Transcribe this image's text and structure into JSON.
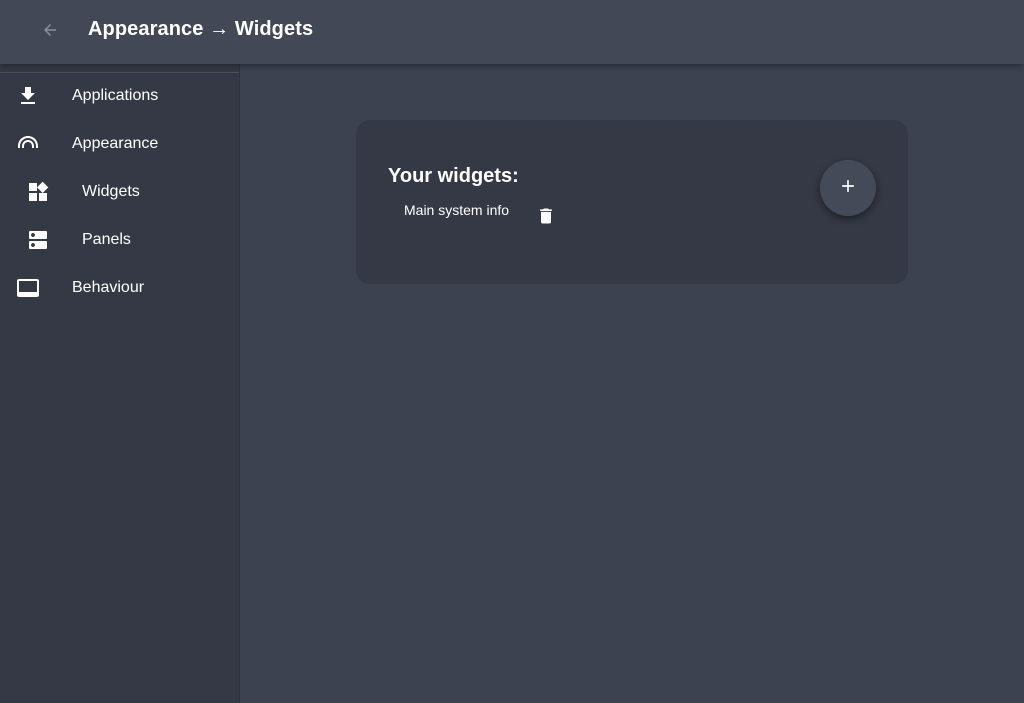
{
  "header": {
    "back_icon": "arrow-left-icon",
    "title": "Appearance → Widgets"
  },
  "sidebar": {
    "items": [
      {
        "label": "Applications",
        "icon": "download-icon"
      },
      {
        "label": "Appearance",
        "icon": "rainbow-icon"
      },
      {
        "label": "Widgets",
        "icon": "widgets-icon"
      },
      {
        "label": "Panels",
        "icon": "panels-icon"
      },
      {
        "label": "Behaviour",
        "icon": "dock-icon"
      }
    ]
  },
  "main": {
    "card_title": "Your widgets:",
    "widgets": [
      {
        "name": "Main system info",
        "action_icon": "trash-icon"
      }
    ],
    "add_icon": "plus-icon"
  },
  "colors": {
    "background": "#3d4250",
    "header": "#434857",
    "sidebar": "#353945",
    "card": "#353945",
    "text": "#ffffff",
    "muted_icon": "#8a8f9c"
  }
}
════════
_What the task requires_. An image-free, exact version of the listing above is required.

_Response for this exercise_.
Transcribe this image's text and structure into JSON.
{
  "header": {
    "back_icon": "arrow-left-icon",
    "title": "Appearance → Widgets"
  },
  "sidebar": {
    "items": [
      {
        "label": "Applications",
        "icon": "download-icon"
      },
      {
        "label": "Appearance",
        "icon": "rainbow-icon"
      },
      {
        "label": "Widgets",
        "icon": "widgets-icon"
      },
      {
        "label": "Panels",
        "icon": "panels-icon"
      },
      {
        "label": "Behaviour",
        "icon": "dock-icon"
      }
    ]
  },
  "main": {
    "card_title": "Your widgets:",
    "widgets": [
      {
        "name": "Main system info",
        "action_icon": "trash-icon"
      }
    ],
    "add_icon": "plus-icon"
  },
  "colors": {
    "background": "#3d4250",
    "header": "#434857",
    "sidebar": "#353945",
    "card": "#353945",
    "text": "#ffffff",
    "muted_icon": "#8a8f9c"
  }
}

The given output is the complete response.